=== Records ===
= = =

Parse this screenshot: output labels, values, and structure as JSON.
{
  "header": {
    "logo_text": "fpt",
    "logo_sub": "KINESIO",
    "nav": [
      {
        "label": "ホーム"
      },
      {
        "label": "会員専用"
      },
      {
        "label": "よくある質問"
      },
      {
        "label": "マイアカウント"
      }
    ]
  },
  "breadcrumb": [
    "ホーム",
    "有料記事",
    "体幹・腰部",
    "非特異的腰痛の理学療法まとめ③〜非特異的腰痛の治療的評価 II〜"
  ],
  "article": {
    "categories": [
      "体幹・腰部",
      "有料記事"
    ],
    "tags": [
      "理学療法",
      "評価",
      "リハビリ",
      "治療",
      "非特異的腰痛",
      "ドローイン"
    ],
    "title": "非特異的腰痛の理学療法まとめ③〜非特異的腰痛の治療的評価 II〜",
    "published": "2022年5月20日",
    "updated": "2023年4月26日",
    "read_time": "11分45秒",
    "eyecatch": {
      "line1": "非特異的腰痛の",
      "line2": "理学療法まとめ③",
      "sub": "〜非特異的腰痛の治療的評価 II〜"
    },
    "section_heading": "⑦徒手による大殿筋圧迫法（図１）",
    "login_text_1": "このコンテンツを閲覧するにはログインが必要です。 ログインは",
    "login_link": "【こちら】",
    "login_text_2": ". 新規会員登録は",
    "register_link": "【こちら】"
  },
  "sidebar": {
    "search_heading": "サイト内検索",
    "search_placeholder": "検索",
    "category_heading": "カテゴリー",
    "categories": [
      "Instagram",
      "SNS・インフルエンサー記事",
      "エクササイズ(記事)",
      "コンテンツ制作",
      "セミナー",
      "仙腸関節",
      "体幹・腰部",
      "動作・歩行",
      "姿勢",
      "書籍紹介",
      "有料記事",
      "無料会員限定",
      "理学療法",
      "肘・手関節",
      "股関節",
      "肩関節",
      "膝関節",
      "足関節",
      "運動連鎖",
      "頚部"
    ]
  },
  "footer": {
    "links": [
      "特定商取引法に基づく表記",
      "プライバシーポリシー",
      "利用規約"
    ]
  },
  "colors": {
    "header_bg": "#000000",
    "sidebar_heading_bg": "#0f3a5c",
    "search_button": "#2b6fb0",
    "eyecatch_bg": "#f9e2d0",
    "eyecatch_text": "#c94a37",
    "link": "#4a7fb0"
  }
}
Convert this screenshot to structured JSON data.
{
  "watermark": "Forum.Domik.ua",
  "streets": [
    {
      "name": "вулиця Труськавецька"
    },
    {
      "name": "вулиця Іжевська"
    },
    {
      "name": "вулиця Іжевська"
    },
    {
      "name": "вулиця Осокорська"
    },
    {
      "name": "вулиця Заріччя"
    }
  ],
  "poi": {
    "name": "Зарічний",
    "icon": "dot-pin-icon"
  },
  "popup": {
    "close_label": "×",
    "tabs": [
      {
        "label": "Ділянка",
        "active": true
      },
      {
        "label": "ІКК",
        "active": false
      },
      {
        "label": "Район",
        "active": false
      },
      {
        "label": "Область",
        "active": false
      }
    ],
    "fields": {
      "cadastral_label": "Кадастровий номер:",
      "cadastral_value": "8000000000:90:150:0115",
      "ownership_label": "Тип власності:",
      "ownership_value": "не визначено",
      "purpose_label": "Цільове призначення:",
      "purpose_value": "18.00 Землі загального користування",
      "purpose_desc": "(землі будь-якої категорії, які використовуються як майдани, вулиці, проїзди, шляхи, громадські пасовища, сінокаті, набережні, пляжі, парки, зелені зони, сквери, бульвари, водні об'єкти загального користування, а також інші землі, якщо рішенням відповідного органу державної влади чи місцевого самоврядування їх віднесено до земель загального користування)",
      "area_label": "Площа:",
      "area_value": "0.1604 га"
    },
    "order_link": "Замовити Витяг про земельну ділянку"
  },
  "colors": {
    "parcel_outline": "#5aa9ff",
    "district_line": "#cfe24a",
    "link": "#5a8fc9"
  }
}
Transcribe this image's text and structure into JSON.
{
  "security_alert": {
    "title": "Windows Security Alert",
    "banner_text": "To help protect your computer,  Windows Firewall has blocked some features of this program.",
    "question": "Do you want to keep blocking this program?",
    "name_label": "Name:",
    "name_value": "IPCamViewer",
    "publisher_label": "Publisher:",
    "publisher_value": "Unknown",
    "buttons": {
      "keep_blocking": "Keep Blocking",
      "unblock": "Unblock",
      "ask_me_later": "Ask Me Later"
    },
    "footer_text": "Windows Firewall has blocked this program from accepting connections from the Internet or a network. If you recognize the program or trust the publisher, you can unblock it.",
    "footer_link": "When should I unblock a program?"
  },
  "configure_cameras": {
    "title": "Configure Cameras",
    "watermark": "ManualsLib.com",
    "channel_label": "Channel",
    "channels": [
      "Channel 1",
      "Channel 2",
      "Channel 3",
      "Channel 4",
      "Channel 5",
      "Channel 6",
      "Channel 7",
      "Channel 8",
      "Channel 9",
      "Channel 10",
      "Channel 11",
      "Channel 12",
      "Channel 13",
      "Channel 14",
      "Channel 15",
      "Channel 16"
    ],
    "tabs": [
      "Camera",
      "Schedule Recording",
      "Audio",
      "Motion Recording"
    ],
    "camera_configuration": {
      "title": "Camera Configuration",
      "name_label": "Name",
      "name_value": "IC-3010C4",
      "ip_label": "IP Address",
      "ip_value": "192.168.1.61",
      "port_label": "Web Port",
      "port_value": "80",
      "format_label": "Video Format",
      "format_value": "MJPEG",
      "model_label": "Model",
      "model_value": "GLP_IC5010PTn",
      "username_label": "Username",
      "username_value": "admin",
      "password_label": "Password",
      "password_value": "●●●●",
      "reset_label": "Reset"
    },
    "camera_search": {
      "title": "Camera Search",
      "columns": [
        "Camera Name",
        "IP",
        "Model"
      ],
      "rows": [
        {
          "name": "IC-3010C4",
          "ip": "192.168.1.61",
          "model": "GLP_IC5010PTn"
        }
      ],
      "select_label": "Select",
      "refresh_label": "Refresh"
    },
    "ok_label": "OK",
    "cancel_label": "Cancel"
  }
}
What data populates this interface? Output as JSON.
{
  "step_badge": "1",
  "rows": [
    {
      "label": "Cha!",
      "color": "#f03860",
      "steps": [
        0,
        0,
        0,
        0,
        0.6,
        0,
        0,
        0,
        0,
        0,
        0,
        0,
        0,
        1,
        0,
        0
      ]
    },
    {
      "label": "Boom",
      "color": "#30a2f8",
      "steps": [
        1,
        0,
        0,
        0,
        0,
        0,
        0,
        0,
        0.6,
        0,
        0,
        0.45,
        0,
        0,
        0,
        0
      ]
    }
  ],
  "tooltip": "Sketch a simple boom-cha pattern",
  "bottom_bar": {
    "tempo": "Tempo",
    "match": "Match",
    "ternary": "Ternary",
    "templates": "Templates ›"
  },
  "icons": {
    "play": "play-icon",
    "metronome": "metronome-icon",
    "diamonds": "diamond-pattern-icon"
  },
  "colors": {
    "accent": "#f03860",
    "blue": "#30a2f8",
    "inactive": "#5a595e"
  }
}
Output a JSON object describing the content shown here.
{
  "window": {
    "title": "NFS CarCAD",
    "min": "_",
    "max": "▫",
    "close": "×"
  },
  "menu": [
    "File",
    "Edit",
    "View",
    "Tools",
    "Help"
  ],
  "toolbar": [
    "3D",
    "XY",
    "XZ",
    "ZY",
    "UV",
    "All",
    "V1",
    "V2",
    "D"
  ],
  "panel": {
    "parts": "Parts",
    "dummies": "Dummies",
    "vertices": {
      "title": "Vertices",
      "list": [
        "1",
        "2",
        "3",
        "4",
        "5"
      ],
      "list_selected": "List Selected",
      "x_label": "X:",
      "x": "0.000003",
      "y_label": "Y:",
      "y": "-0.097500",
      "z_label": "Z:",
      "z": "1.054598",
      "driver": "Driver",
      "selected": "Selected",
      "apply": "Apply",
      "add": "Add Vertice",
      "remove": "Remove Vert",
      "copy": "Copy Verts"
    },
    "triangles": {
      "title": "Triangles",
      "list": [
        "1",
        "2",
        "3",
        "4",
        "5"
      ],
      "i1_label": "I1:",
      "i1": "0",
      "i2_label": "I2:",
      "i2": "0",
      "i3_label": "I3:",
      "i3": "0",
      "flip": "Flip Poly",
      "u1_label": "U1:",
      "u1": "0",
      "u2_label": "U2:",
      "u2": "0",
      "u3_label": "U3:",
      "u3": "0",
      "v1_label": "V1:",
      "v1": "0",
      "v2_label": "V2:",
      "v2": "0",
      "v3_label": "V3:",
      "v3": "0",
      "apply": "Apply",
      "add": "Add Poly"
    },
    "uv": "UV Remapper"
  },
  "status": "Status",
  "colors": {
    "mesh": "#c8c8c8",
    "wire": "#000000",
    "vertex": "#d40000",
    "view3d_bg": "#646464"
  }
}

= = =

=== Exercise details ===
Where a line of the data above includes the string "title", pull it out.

=== Problem solution ===
    "title": "非特異的腰痛の理学療法まとめ③〜非特異的腰痛の治療的評価 II〜",
    "title": "Windows Security Alert",
    "title": "Configure Cameras",
      "title": "Camera Configuration",
      "title": "Camera Search",
    "title": "NFS CarCAD",
      "title": "Vertices",
      "title": "Triangles",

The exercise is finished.